The two-year contract pays $3.7m (£2.8m) to a California-based lobby group called Gainful Solutions, which agrees, among other aims, to "delay and ultimately block establishment of the hybrid court":
Gainful Solutions is run by Michael Ranneberger, a former US ambassador to Kenya and Mali.
The contract between the two parties was published in the Foreign Agents Registration Act section of the Justice Department website, Reuters news agency explains, as the act requires lobbyists acting on behalf of foreign agents in the United States to register the relationship.

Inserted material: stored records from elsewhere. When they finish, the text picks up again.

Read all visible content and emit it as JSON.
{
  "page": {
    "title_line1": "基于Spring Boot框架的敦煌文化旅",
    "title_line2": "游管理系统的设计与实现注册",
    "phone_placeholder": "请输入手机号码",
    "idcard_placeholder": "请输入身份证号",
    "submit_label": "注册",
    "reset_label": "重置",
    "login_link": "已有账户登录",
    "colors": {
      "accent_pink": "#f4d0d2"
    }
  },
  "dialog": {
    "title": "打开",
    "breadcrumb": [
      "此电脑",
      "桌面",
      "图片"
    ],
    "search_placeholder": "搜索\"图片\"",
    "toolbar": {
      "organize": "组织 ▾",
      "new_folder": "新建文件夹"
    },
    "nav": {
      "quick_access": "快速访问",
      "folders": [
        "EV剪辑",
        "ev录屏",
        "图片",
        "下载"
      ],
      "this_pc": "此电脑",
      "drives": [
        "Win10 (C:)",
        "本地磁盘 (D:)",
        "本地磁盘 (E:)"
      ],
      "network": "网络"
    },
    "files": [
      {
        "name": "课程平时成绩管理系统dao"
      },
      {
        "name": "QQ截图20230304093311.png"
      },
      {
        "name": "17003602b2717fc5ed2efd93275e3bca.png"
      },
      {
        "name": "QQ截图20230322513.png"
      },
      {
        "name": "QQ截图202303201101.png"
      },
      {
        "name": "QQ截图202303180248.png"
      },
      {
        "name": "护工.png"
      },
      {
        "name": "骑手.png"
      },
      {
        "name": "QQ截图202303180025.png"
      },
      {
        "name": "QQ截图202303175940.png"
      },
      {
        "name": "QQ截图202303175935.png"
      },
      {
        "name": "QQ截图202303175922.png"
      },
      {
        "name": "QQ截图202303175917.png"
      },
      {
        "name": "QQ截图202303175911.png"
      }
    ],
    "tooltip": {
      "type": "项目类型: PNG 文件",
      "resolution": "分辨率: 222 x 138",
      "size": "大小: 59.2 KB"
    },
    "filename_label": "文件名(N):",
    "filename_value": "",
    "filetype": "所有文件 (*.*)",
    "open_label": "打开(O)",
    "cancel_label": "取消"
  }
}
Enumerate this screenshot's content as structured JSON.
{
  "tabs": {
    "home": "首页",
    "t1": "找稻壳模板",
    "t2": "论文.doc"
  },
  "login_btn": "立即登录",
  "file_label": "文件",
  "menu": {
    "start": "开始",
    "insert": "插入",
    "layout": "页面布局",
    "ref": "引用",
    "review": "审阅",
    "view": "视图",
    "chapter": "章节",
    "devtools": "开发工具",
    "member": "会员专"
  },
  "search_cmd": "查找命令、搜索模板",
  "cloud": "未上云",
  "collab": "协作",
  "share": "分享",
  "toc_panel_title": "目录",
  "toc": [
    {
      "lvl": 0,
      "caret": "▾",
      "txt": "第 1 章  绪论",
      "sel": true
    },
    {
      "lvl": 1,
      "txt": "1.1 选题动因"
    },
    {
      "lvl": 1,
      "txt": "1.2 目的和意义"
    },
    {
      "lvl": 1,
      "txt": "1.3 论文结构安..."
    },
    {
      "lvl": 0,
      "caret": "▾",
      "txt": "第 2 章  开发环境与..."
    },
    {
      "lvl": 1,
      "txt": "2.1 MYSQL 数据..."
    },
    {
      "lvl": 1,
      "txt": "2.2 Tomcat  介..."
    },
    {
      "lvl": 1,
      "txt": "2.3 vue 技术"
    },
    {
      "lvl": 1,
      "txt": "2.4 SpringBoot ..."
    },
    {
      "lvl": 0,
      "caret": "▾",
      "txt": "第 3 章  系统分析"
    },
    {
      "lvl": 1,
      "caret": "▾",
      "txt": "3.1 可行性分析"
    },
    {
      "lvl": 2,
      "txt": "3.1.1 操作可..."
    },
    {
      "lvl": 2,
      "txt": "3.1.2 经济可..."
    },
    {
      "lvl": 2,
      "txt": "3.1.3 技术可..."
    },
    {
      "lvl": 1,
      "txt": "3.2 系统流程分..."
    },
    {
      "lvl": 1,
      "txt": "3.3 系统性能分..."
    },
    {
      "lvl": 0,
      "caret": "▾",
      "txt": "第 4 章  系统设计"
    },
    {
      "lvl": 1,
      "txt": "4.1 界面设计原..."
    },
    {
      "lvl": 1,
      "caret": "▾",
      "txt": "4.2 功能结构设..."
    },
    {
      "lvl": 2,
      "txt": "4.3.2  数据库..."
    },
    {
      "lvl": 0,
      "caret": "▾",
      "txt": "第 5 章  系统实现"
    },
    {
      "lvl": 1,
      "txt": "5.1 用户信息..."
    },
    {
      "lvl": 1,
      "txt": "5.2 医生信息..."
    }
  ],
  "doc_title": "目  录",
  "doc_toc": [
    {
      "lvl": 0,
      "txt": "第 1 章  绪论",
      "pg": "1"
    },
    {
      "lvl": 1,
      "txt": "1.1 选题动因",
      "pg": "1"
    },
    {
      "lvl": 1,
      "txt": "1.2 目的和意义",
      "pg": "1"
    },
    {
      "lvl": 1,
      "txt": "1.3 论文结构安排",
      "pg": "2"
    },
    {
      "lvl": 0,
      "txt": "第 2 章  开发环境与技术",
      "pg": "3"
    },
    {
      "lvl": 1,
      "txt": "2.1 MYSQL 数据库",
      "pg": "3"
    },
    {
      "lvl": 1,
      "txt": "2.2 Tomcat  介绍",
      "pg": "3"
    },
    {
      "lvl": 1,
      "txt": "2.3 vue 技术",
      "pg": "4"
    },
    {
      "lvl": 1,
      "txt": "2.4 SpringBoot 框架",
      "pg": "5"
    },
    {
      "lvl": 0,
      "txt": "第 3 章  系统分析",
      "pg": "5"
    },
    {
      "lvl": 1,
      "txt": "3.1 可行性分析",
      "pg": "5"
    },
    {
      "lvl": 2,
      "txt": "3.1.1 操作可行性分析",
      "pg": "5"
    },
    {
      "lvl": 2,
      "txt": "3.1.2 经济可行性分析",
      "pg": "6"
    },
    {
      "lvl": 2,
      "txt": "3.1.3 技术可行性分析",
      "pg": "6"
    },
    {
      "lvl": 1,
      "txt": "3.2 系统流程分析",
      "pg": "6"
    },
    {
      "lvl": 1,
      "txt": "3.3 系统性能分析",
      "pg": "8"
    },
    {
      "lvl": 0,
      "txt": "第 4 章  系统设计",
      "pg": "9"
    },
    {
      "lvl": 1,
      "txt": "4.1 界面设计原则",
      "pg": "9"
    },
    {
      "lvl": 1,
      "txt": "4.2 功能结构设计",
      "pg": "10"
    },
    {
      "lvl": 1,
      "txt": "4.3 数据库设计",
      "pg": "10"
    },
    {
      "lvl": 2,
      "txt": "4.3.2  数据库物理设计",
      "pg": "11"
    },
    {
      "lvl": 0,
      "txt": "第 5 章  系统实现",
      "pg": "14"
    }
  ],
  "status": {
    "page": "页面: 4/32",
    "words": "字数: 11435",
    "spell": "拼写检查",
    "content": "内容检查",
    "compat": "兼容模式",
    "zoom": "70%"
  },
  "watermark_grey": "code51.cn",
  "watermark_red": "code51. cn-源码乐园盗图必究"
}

South Sudan’s Deputy Chief of Mission in the United States Gordon Buay has denied his government has any intention of abolishing the hybrid court, telling AP news agency the priority was for reconciliation rather than punitive justice.
"A beacon of journalism through the civil war", "a voice for the voiceless", "brave and courageous", "gracious and committed" are just some of the tributes being paid to South Sudanese journalist and politician Alfred Taban, whose death was announced over the weekend.
Taban, a former reporter for the BBC World Service's Focus on Africa and Network Africa programmes in Sudan's capital, Khartoum, was the founder and former editor-in-chief of the Khartoum Monitor.
It was Sudan's first independent English-language paper - launched in September 2000 and renamed the Juba Monitor after South Sudan became independent in 2011.
When he was awarded the National Endowment for Democracy in 2006, the US pro-democracy foundation said Taban had "been one of the leading non-violent voices of Sudan’s dispossessed and marginalised communities, as well as an advocate for national reconciliation, human rights and democracy".
He was repeatedly jailed by the authorities in Khartoum and was later imprisoned by those in South Sudan for his determination to tell the truth.
Amongst his other accolades was the UK’s prestigious House of Commons Press Gallery Speaker Abbot Award for his “bravery in the face of personal risk including torture, and for his commitment to bring to the wider world the horrors of Darfur”.
Rachael Akidi Okwir, head of BBC East Africa and who accompanied him to collect that honour in 2005, says she remembers him as "a champion of media freedom in Sudan before the referendum that paved the way for the independence of South Sudan".
At more than 6ft tall, Alfred Taban was towering in both stature and intellect. This brave man never gave up standing up for the truth and justice."
In 2017, Taban went into politics and became an MP as part of efforts to end the civil war in the world's newest country.
"Alfred always argued that he was nudged to join politics, and despite later suffering poor health brought about by a stroke, he kept going even when his speech slurred," Akidi Okwir says.
According to South Sudan's Eye Radio, Taban negotiated the release of political prisoners, including journalists, before accepting an appointment to the National Dialogue Initiative.
Eye Radio’s station manager Koang Pal said that Taban was a “hero and a true freedom fighter” second only to John Garang, the former rebel leader considered the father of South Sudan.
Others on Twitter have described him as a mentor and BBC colleagues have remembered how generous he was with his advice:
A campaign has been launched on social media to raise money for the family of the 62-year-old to pay for outstanding bills at the hospital where he died in Uganda and to take his body home for burial.
The toppling of longtime President Omar al-Bashir has caused political upheaval across Sudan - but how are events being viewed in South Sudan? The country gained independence from Sudan in 2011, but two years later a devastating civil war started that would cost the lives of 400,000 people. President Salva Kiir and his main opponent Riek Machar recently signed a peace deal to end the five year conflict. The deal was brokered by Sudan but the formation of a South Sudanese unity government is proving difficult. So, where does the change of regime in Sudan leave the fragile peace process in South Sudan? (Photo: Former President of South Sudan, Omar al-Bashir. Credit: Reuters)